SHERMAN KATZ: I think it's very big. It's required the White House to move its constituency, the business community, off of the business communities' insistence that including labor and environmental principles could kill the goose that's laid the golden egg, that is, all the profits from trade.

And it's also required Chairman Rangel and the Democratic Party to move away from the idea that we should blow the whistle and stop liberalization of trade. The idea is that this is a process that can be better managed, and that's what Sandy Levin, the chairman of the Trade Subcommittee, and Charlie Rangel have been saying. And so far, it appears that they've persuaded the leadership, at least, and we hope the caucuses, as well, to go along with this idea.

JUDY WOODRUFF: And why has this happened now? After years of arguing, why now?

SHERMAN KATZ: Well, the United States is engaged in global trade negotiations under what's called the Doha Round. Doha is the capital of Qatar. And this is where, two months after 9/11, the 150 members of the World Trade Organization declared that trade barriers should be lower and that we should pay particular attention to developing countries.

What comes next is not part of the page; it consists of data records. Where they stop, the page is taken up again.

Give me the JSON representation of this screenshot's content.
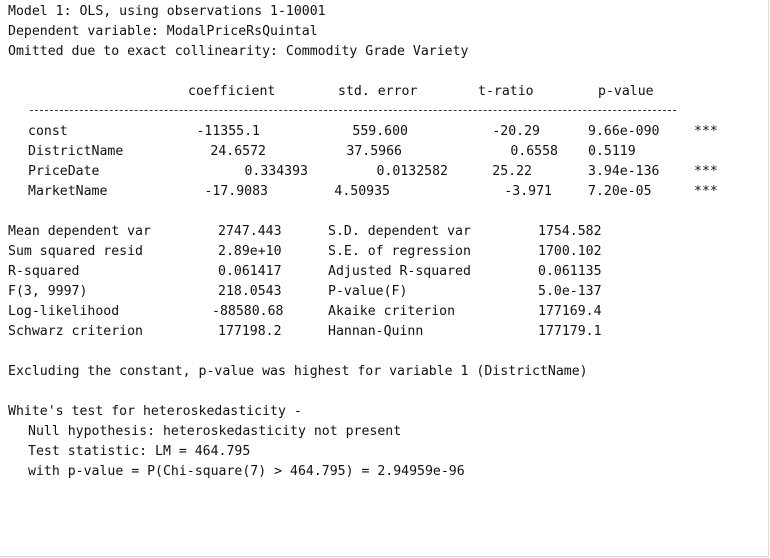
{
  "header": {
    "model_line": "Model 1: OLS, using observations 1-10001",
    "dependent_line": "Dependent variable: ModalPriceRsQuintal",
    "omitted_line": "Omitted due to exact collinearity: Commodity Grade Variety"
  },
  "table": {
    "columns": [
      "coefficient",
      "std. error",
      "t-ratio",
      "p-value"
    ],
    "rows": [
      {
        "name": "const",
        "coef": "-11355.1",
        "se": "559.600",
        "t": "-20.29",
        "p": "9.66e-090",
        "stars": "***"
      },
      {
        "name": "DistrictName",
        "coef": "24.6572",
        "se": "37.5966",
        "t": "0.6558",
        "p": "0.5119",
        "stars": ""
      },
      {
        "name": "PriceDate",
        "coef": "0.334393",
        "se": "0.0132582",
        "t": "25.22",
        "p": "3.94e-136",
        "stars": "***"
      },
      {
        "name": "MarketName",
        "coef": "-17.9083",
        "se": "4.50935",
        "t": "-3.971",
        "p": "7.20e-05",
        "stars": "***"
      }
    ]
  },
  "stats": [
    {
      "l1": "Mean dependent var",
      "v1": "2747.443",
      "l2": "S.D. dependent var",
      "v2": "1754.582"
    },
    {
      "l1": "Sum squared resid",
      "v1": "2.89e+10",
      "l2": "S.E. of regression",
      "v2": "1700.102"
    },
    {
      "l1": "R-squared",
      "v1": "0.061417",
      "l2": "Adjusted R-squared",
      "v2": "0.061135"
    },
    {
      "l1": "F(3, 9997)",
      "v1": "218.0543",
      "l2": "P-value(F)",
      "v2": "5.0e-137"
    },
    {
      "l1": "Log-likelihood",
      "v1": "-88580.68",
      "l2": "Akaike criterion",
      "v2": "177169.4"
    },
    {
      "l1": "Schwarz criterion",
      "v1": "177198.2",
      "l2": "Hannan-Quinn",
      "v2": "177179.1"
    }
  ],
  "note": "Excluding the constant, p-value was highest for variable 1 (DistrictName)",
  "white_test": {
    "title": "White's test for heteroskedasticity -",
    "null": "Null hypothesis: heteroskedasticity not present",
    "statistic": "Test statistic: LM = 464.795",
    "pvalue": "with p-value = P(Chi-square(7) > 464.795) = 2.94959e-96"
  }
}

The subtext unspoken was that terrorism comes in part from unemployed young people and we need to do a better job of bringing them into the global deal. And the president of the United States wants to negotiate in this global trade round with the assurance to our trade partners that he will get a yes-or-no vote from Congress.

This is so-called fast-track authority. That authority will expire June 30th. From time to time, the Congress gives the president this authority for limited periods.

JUDY WOODRUFF: Why is that authority so important to this president and other presidents?

SHERMAN KATZ: Because the Congress of the United States looks out very carefully for the individual interest of its constituencies. And when trade agreements come along, the tendency always is for Congress to say, "Well, we've got to change this to protect the beef industry or the lumber or the oil industry," but under this fast-track authority, Congress agrees, "We'll only vote yes or no."

And that makes it easier for other countries to negotiate with us, understanding that the opportunity for change of the deal is more limited.

Trust between Congress, White House

Sherman Katz
Carnegie Endowment for Int. Peace
I'm not a Pollyanna, but I think, by and large, there are many winners.

JUDY WOODRUFF: So this agreement that was announced yesterday, you're saying, opens the door to that taking place in a few months?

SHERMAN KATZ: We hope so. It doesn't necessarily follow, because one has to keep in mind that these provisions on labor and environment are not now part of the global trade negotiation, but they have established much more trust between Congress and the administration that we can work together on global trade problems. And the hope is that this will pave the way toward Congress agreeing to a further extension of fast track.

JUDY WOODRUFF: Quickly, any losers in all this?

SHERMAN KATZ: I really don't think so. I'm not a Pollyanna, but I think, by and large, there are many winners. I think the pharmaceutical industry may look carefully at what's going to happen in their area, but I think, by and large, it's a win-win.

JUDY WOODRUFF: Sherman Katz, good to have you with us, thank you.

SHERMAN KATZ: Thank you very much.